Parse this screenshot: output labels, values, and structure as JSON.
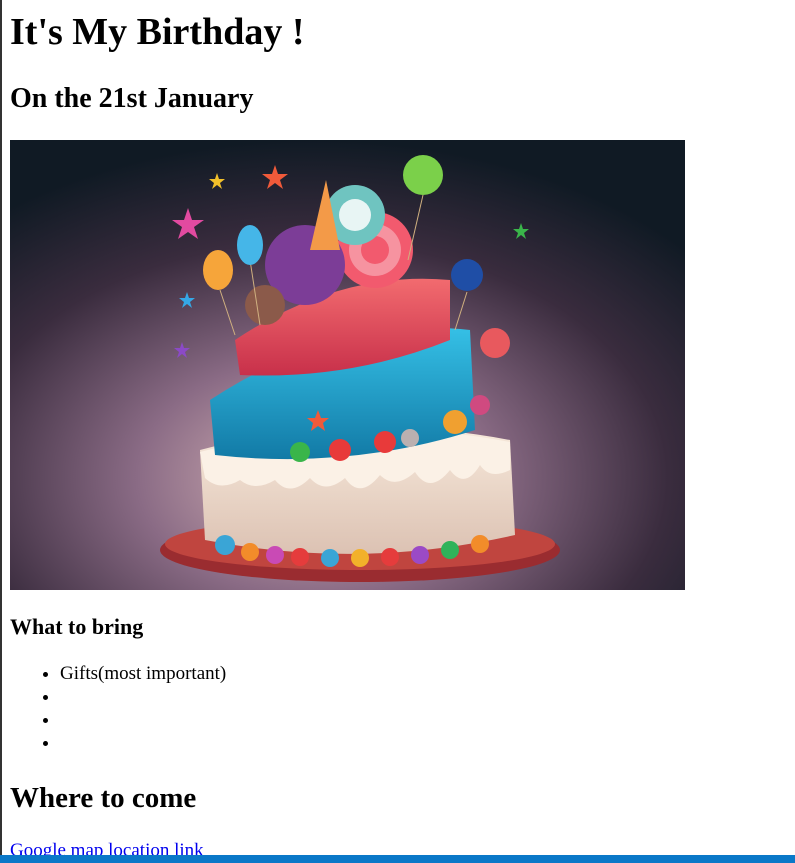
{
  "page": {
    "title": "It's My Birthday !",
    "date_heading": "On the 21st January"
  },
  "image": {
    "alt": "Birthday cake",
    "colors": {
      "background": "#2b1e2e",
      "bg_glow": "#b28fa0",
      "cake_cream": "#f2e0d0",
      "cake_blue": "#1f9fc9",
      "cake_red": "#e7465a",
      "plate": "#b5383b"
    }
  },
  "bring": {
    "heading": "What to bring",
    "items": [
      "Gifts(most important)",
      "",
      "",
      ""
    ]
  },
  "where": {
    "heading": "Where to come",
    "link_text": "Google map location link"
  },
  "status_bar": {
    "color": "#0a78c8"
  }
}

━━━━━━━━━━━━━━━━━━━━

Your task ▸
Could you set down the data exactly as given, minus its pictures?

Answer area ▸
Parse this screenshot: output labels, values, and structure as JSON.
{
  "page": {
    "title": "It's My Birthday !",
    "date_heading": "On the 21st January"
  },
  "image": {
    "alt": "Birthday cake",
    "colors": {
      "background": "#2b1e2e",
      "bg_glow": "#b28fa0",
      "cake_cream": "#f2e0d0",
      "cake_blue": "#1f9fc9",
      "cake_red": "#e7465a",
      "plate": "#b5383b"
    }
  },
  "bring": {
    "heading": "What to bring",
    "items": [
      "Gifts(most important)",
      "",
      "",
      ""
    ]
  },
  "where": {
    "heading": "Where to come",
    "link_text": "Google map location link"
  },
  "status_bar": {
    "color": "#0a78c8"
  }
}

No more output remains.